Blackadder Peat Reek Embers: Amontillado / Oloroso

Blackadder Peat Reek Embers: Amontillado / Oloroso

The Peat Reek series from independent bottler Blackadder is a celebration of peat smell. Within this range there are standard 46% ABV bottlings but also Raw Cask bottlings at full strength with minimal filtering. Always single malt whiskies, as far as I know.

Today I’m trying two expressions from the Peat Reek Embers sub-series: specially selected casks with the same heavily peated quality, but given a secondary cask finish. In this case we’re having two styles of sherry head-to-head: Amontillado and Oloroso, both bottled March 2022.


Peat Reek Embers – Amontillado Cask Finish (57,4%, Blackadder 2022, 325 btl.)

Nose: heavy peat of course, with a nice savoury, charred aroma. Then warm leather comes out, as well as a coppery / metallic edge. Some dried grass, wet gravel, spearmint and sweaty tarmac. A generous toffee sweetness with vanilla cake in the background, but also a faint woody sourness.

Mouth: plenty of raw power. Youth is showing, but there’s a lot of tarry notes, bonfire smoke, burnt leaves and herbal sharpness. Then a wee hint of rubber before it becomes very salty, on liquorice. Rough hints of ginseng. Not much sweetness now, this is all about strong, slightly acrid peat.

Finish: long, with a leathery dryness, woody notes and herbal bitterness.

I would call the nose rewardingly intense, but on the palate this Peat Reek becomes a slightly masochistic whisky. Raw, slightly bitter, with plenty of wood char. Still available from for instance.



Peat Reek Embers – Oloroso Cask Finish (59,2%, Blackadder 2022, 464 btl.)

Blackadder Peat Reek Embers - Oloroso Nose: very similar actually. We expected more dried fruits or nuts, but that’s not really the case. Okay, maybe roasted hazelnuts. Sea spray and charred notes. Faint buttery aromas too. The warm peat smoke and savoury character hints at Kilchoman or Ledaig, but we’re not sure.

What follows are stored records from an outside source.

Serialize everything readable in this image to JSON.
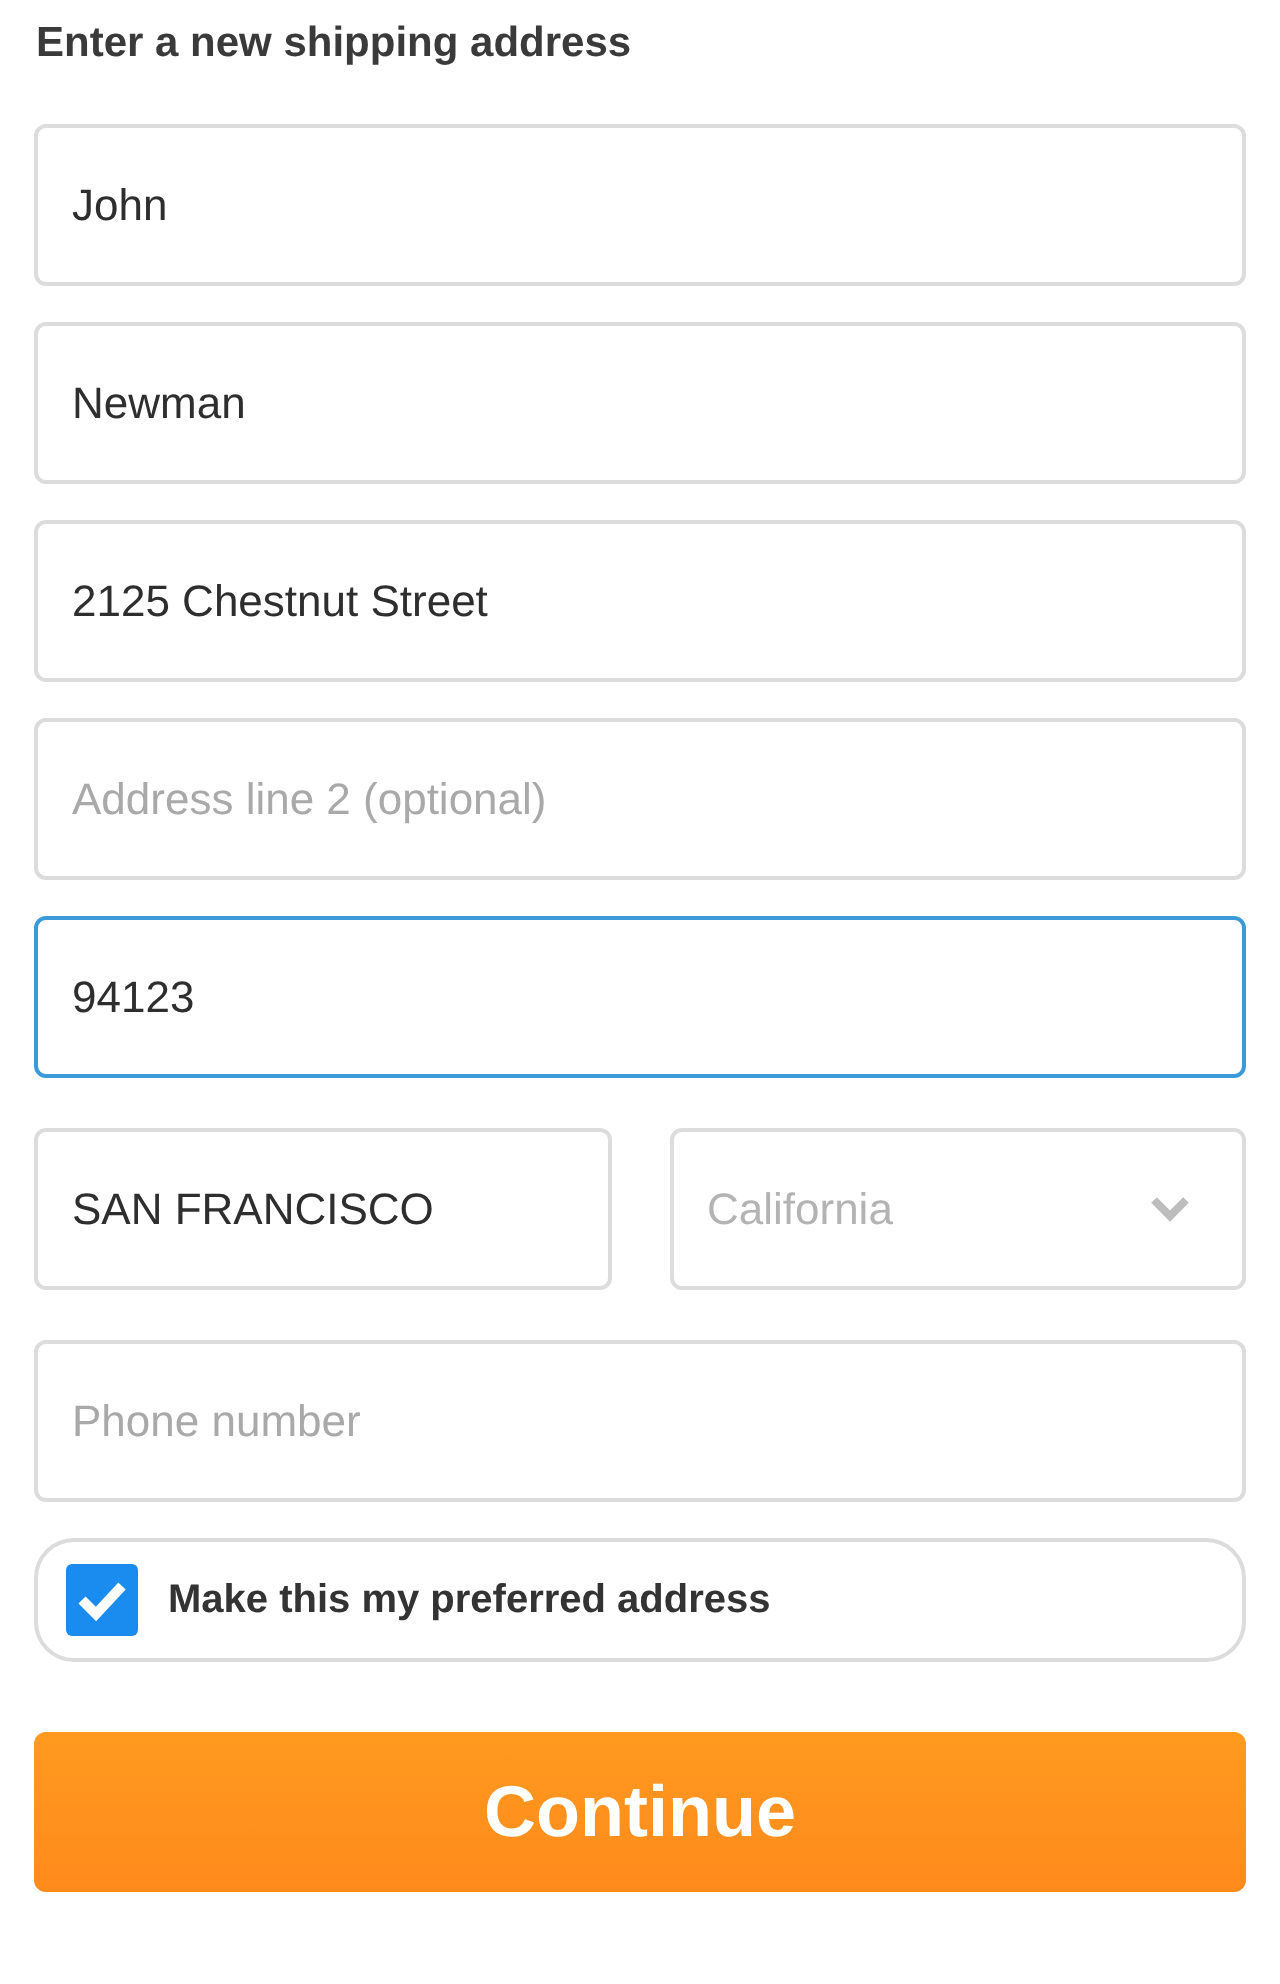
{
  "heading": "Enter a new shipping address",
  "rows": [
    {
      "fields": [
        {
          "kind": "text",
          "value": "John",
          "focused": false
        }
      ]
    },
    {
      "fields": [
        {
          "kind": "text",
          "value": "Newman",
          "focused": false
        }
      ]
    },
    {
      "fields": [
        {
          "kind": "text",
          "value": "2125 Chestnut Street",
          "focused": false
        }
      ]
    },
    {
      "fields": [
        {
          "kind": "text",
          "placeholder": "Address line 2 (optional)",
          "focused": false
        }
      ]
    },
    {
      "fields": [
        {
          "kind": "text",
          "value": "94123",
          "focused": true
        }
      ]
    },
    {
      "fields": [
        {
          "kind": "text",
          "value": "SAN FRANCISCO",
          "focused": false
        },
        {
          "kind": "select",
          "placeholder": "California",
          "focused": false
        }
      ]
    },
    {
      "fields": [
        {
          "kind": "text",
          "placeholder": "Phone number",
          "focused": false
        }
      ]
    }
  ],
  "preferred": {
    "label": "Make this my preferred address",
    "checked": true
  },
  "continue_button": {
    "label": "Continue"
  }
}
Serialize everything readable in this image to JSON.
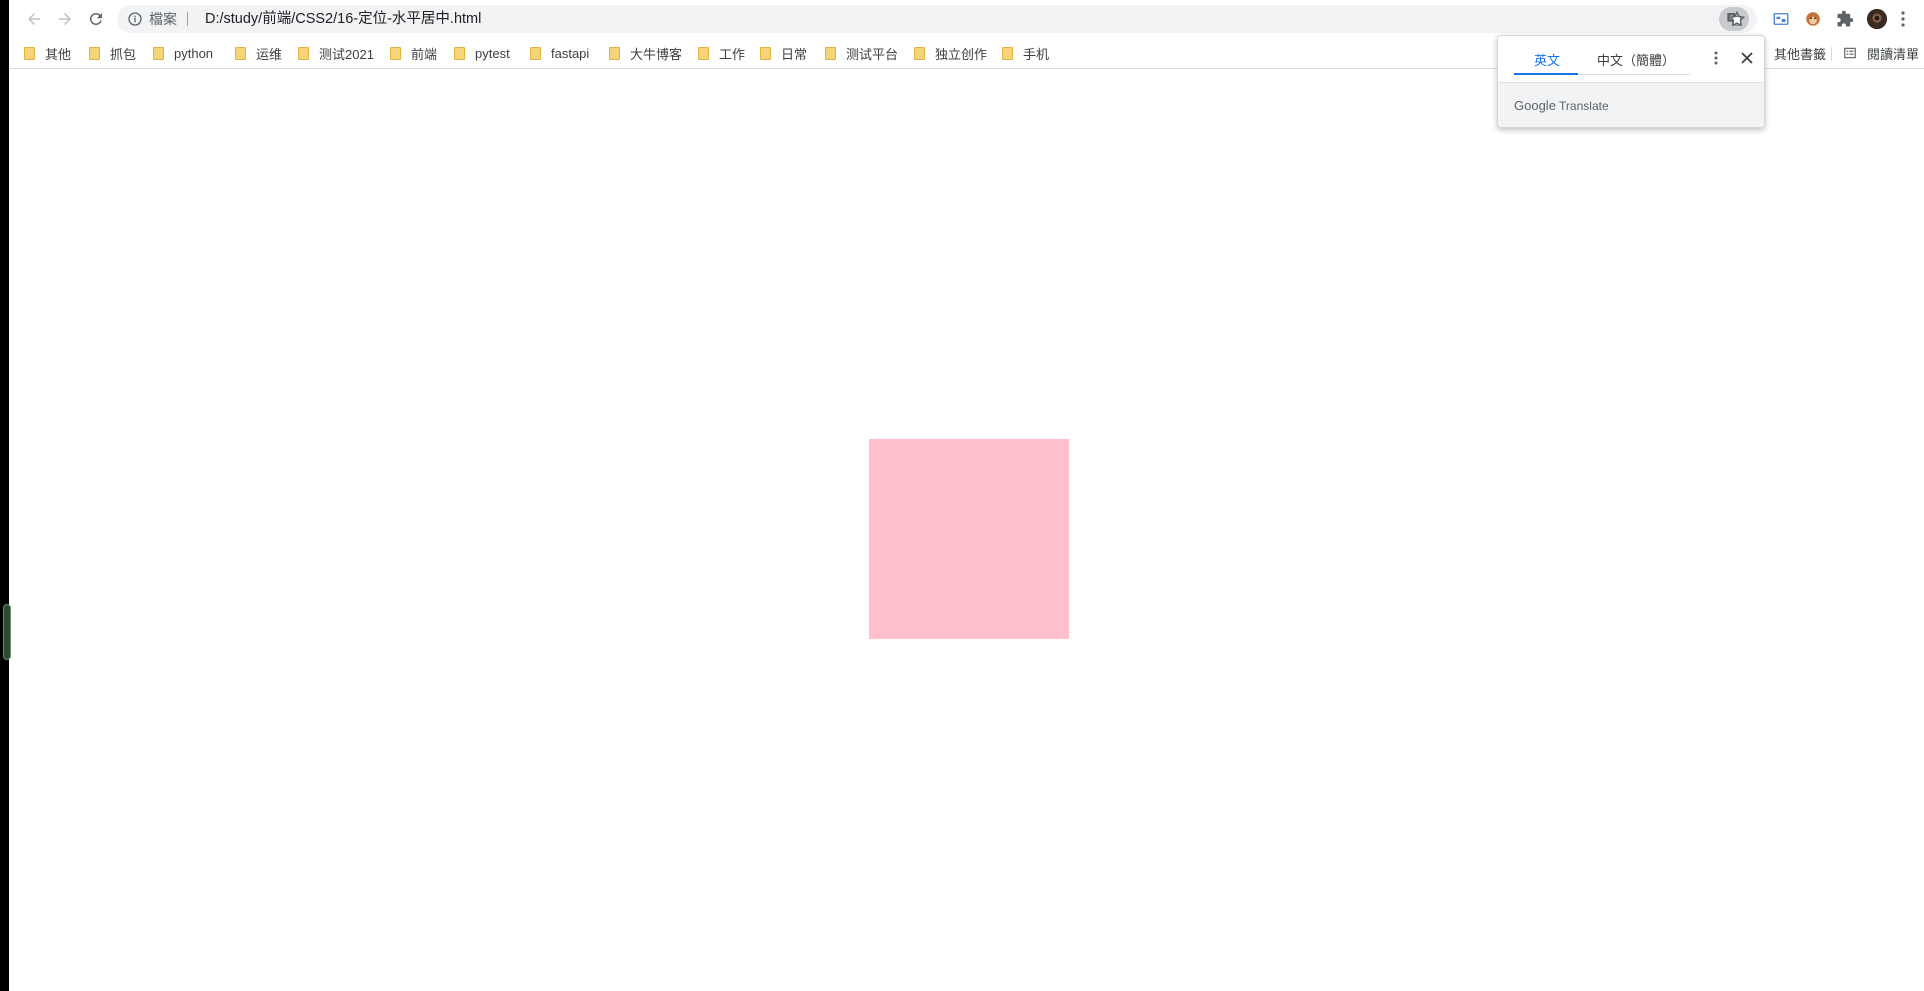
{
  "browser": {
    "site_label": "檔案",
    "url": "D:/study/前端/CSS2/16-定位-水平居中.html"
  },
  "bookmarks": [
    {
      "label": "其他"
    },
    {
      "label": "抓包"
    },
    {
      "label": "python"
    },
    {
      "label": "运维"
    },
    {
      "label": "测试2021"
    },
    {
      "label": "前端"
    },
    {
      "label": "pytest"
    },
    {
      "label": "fastapi"
    },
    {
      "label": "大牛博客"
    },
    {
      "label": "工作"
    },
    {
      "label": "日常"
    },
    {
      "label": "测试平台"
    },
    {
      "label": "独立创作"
    },
    {
      "label": "手机"
    }
  ],
  "bookmarks_right": {
    "other": "其他書籤",
    "reading_list": "閱讀清單"
  },
  "translate_popup": {
    "tab_source": "英文",
    "tab_target": "中文（簡體）",
    "brand_google": "Google",
    "brand_translate": "Translate"
  },
  "page": {
    "box_color": "#ffc0cb"
  },
  "colors": {
    "accent": "#1a73e8",
    "folder": "#f6d57a"
  }
}
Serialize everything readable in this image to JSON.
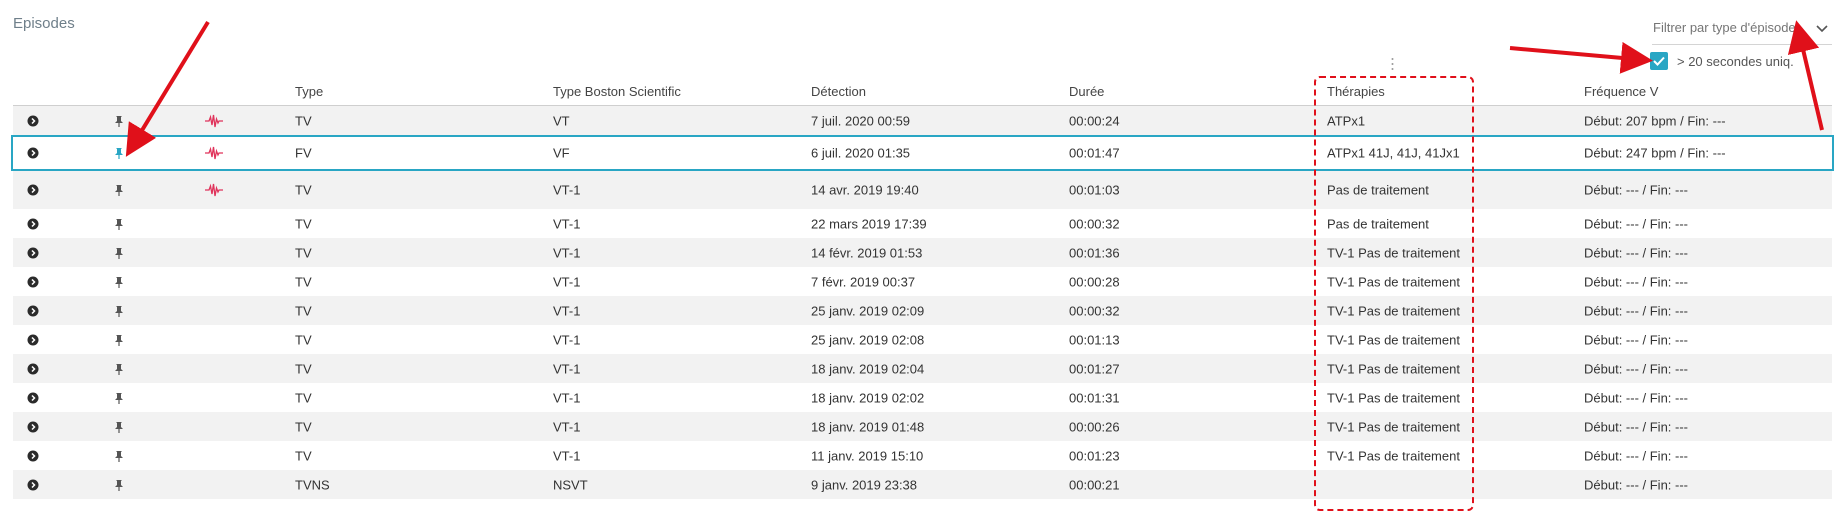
{
  "page": {
    "title": "Episodes"
  },
  "filter": {
    "placeholder": "Filtrer par type d'épisode"
  },
  "option": {
    "label": "> 20 secondes uniq.",
    "checked": true
  },
  "columns": {
    "type": "Type",
    "bsc_type": "Type Boston Scientific",
    "detection": "Détection",
    "duration": "Durée",
    "therapies": "Thérapies",
    "frequency": "Fréquence V"
  },
  "icons": {
    "expand": "chevron-right-circle-icon",
    "pin": "pin-icon",
    "egm": "waveform-icon"
  },
  "colors": {
    "accent": "#29a6c4",
    "egm": "#e0335b",
    "annotation": "#e0101a"
  },
  "rows": [
    {
      "type": "TV",
      "bsc": "VT",
      "detection": "7 juil. 2020 00:59",
      "duration": "00:00:24",
      "therapies": "ATPx1",
      "frequency": "Début: 207 bpm / Fin: ---",
      "egm": true,
      "pinned": false,
      "selected": false
    },
    {
      "type": "FV",
      "bsc": "VF",
      "detection": "6 juil. 2020 01:35",
      "duration": "00:01:47",
      "therapies": "ATPx1 41J, 41J, 41Jx1",
      "frequency": "Début: 247 bpm / Fin: ---",
      "egm": true,
      "pinned": true,
      "selected": true
    },
    {
      "type": "TV",
      "bsc": "VT-1",
      "detection": "14 avr. 2019 19:40",
      "duration": "00:01:03",
      "therapies": "Pas de traitement",
      "frequency": "Début: --- / Fin: ---",
      "egm": true,
      "pinned": false,
      "selected": false
    },
    {
      "type": "TV",
      "bsc": "VT-1",
      "detection": "22 mars 2019 17:39",
      "duration": "00:00:32",
      "therapies": "Pas de traitement",
      "frequency": "Début: --- / Fin: ---",
      "egm": false,
      "pinned": false,
      "selected": false
    },
    {
      "type": "TV",
      "bsc": "VT-1",
      "detection": "14 févr. 2019 01:53",
      "duration": "00:01:36",
      "therapies": "TV-1 Pas de traitement",
      "frequency": "Début: --- / Fin: ---",
      "egm": false,
      "pinned": false,
      "selected": false
    },
    {
      "type": "TV",
      "bsc": "VT-1",
      "detection": "7 févr. 2019 00:37",
      "duration": "00:00:28",
      "therapies": "TV-1 Pas de traitement",
      "frequency": "Début: --- / Fin: ---",
      "egm": false,
      "pinned": false,
      "selected": false
    },
    {
      "type": "TV",
      "bsc": "VT-1",
      "detection": "25 janv. 2019 02:09",
      "duration": "00:00:32",
      "therapies": "TV-1 Pas de traitement",
      "frequency": "Début: --- / Fin: ---",
      "egm": false,
      "pinned": false,
      "selected": false
    },
    {
      "type": "TV",
      "bsc": "VT-1",
      "detection": "25 janv. 2019 02:08",
      "duration": "00:01:13",
      "therapies": "TV-1 Pas de traitement",
      "frequency": "Début: --- / Fin: ---",
      "egm": false,
      "pinned": false,
      "selected": false
    },
    {
      "type": "TV",
      "bsc": "VT-1",
      "detection": "18 janv. 2019 02:04",
      "duration": "00:01:27",
      "therapies": "TV-1 Pas de traitement",
      "frequency": "Début: --- / Fin: ---",
      "egm": false,
      "pinned": false,
      "selected": false
    },
    {
      "type": "TV",
      "bsc": "VT-1",
      "detection": "18 janv. 2019 02:02",
      "duration": "00:01:31",
      "therapies": "TV-1 Pas de traitement",
      "frequency": "Début: --- / Fin: ---",
      "egm": false,
      "pinned": false,
      "selected": false
    },
    {
      "type": "TV",
      "bsc": "VT-1",
      "detection": "18 janv. 2019 01:48",
      "duration": "00:00:26",
      "therapies": "TV-1 Pas de traitement",
      "frequency": "Début: --- / Fin: ---",
      "egm": false,
      "pinned": false,
      "selected": false
    },
    {
      "type": "TV",
      "bsc": "VT-1",
      "detection": "11 janv. 2019 15:10",
      "duration": "00:01:23",
      "therapies": "TV-1 Pas de traitement",
      "frequency": "Début: --- / Fin: ---",
      "egm": false,
      "pinned": false,
      "selected": false
    },
    {
      "type": "TVNS",
      "bsc": "NSVT",
      "detection": "9 janv. 2019 23:38",
      "duration": "00:00:21",
      "therapies": "",
      "frequency": "Début: --- / Fin: ---",
      "egm": false,
      "pinned": false,
      "selected": false
    }
  ]
}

Mouth: I assume the base whiskies were nearly identical. Beefy, muscular whisky. This feels slightly less tangy, less tough, but differences are small. Grilled meat, toasted nuts, burnt leaves and bonfires on a beach. Tarry notes and salty liquorice towards the end.

Finish: long, salty and tarry. Bring on wintertime.

Both are leafy, beefy, tarry peat bombs with the sherry playing a minor role and leaving a nearly identical footprint. No way you could identify the type of sherry cask used, but I’m sure lovers of this genre won’t mind. Samples are available from Score: 86/100